I grew up in a Greek-American household and every Sunday my father would listen to a Greek-music radio station. The majority of the music was lively and upbeat and in fact would be considered "roots music" . . . earthy, soulful, and full of emotion.
We would go to Greek picnics put on by our Church where there was live Greek Music and once again it was "party time". Greeks loved to dance and while there was some slow dance music most of it was fast, upbeat and very danceable.
Here in NH (USA) the only true Greek Restaurant I know of plays taped Greek Music and it is not sad by any means.
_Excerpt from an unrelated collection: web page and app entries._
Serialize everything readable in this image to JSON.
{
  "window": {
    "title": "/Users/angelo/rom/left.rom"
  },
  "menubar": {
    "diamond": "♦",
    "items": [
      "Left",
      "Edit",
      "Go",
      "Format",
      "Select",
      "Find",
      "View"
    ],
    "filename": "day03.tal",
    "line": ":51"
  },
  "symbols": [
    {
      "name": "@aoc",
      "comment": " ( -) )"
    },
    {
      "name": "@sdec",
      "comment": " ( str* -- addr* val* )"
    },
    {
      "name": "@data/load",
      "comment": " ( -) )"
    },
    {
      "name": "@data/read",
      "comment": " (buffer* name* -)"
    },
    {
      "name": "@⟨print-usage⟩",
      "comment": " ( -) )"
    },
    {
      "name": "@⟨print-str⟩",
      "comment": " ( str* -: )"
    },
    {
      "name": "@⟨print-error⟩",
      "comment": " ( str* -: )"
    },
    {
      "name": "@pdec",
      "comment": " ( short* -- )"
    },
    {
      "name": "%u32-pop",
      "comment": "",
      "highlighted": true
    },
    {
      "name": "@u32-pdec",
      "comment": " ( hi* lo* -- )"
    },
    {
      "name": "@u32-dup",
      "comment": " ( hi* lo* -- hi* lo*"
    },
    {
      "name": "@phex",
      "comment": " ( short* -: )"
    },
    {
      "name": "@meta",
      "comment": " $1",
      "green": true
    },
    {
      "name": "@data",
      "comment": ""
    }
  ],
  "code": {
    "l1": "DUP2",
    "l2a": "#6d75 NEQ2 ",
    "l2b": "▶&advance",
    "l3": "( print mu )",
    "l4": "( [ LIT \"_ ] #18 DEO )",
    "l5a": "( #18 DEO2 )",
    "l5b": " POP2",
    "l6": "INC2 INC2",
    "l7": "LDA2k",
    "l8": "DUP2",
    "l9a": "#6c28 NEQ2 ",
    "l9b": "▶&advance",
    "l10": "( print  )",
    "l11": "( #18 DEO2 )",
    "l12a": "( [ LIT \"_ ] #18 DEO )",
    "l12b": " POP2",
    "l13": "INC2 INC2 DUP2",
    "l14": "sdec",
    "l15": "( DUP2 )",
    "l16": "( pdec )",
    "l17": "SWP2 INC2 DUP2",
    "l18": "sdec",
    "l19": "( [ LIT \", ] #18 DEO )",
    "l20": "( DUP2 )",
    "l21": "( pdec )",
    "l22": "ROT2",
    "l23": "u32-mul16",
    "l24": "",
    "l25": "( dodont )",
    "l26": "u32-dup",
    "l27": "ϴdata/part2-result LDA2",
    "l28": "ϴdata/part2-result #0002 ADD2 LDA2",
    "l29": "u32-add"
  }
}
We have been going to Greece every October since 2010 and for the most part all live music is very upbeat. Sorta like the blues, sounds like someone is suffering but not always . . . Greek Music is exciting and if you have the chance to hear a live Greek Band in Greece you'll see that the majority of the music being played is not sad.
That doesn't sound like the music I've heard in Greece, which tends to be more upbeat and suitable for dancing. "Sad music" sounds more like the Fado in Portugal.
Thank you everyone especially Janet and tommyk5 for the history and additional info. I love the kind of music from the Iinks above. It is upbeat and not like what I heard in the restaurants in Dallas. I think I will enjoy Greece even more now!
what we have found in europe is people often can't speak a word of english ( pretty obvious) but they listen to english music. often old 80's &90's english pop music is played , when you are in restaurants and background music in shops etc. And they sometimes sing along to it.
I appreciate learning something new from you all especially "rembetika" and its history! Now I also appreciate the sad music!
Check out another You Tube video of Greeks Dancing during one of the many festivals on the Island of Ikaria. These are mostly Greeks, few tourists and even though there is no vocals the music is lively, upbeat and grows more intense as the dance progresses.
You can see and hear Greeks living life to the fullest. Nothing sad, meloncholy or downbeat here . . . Greeks living the Lust for Life!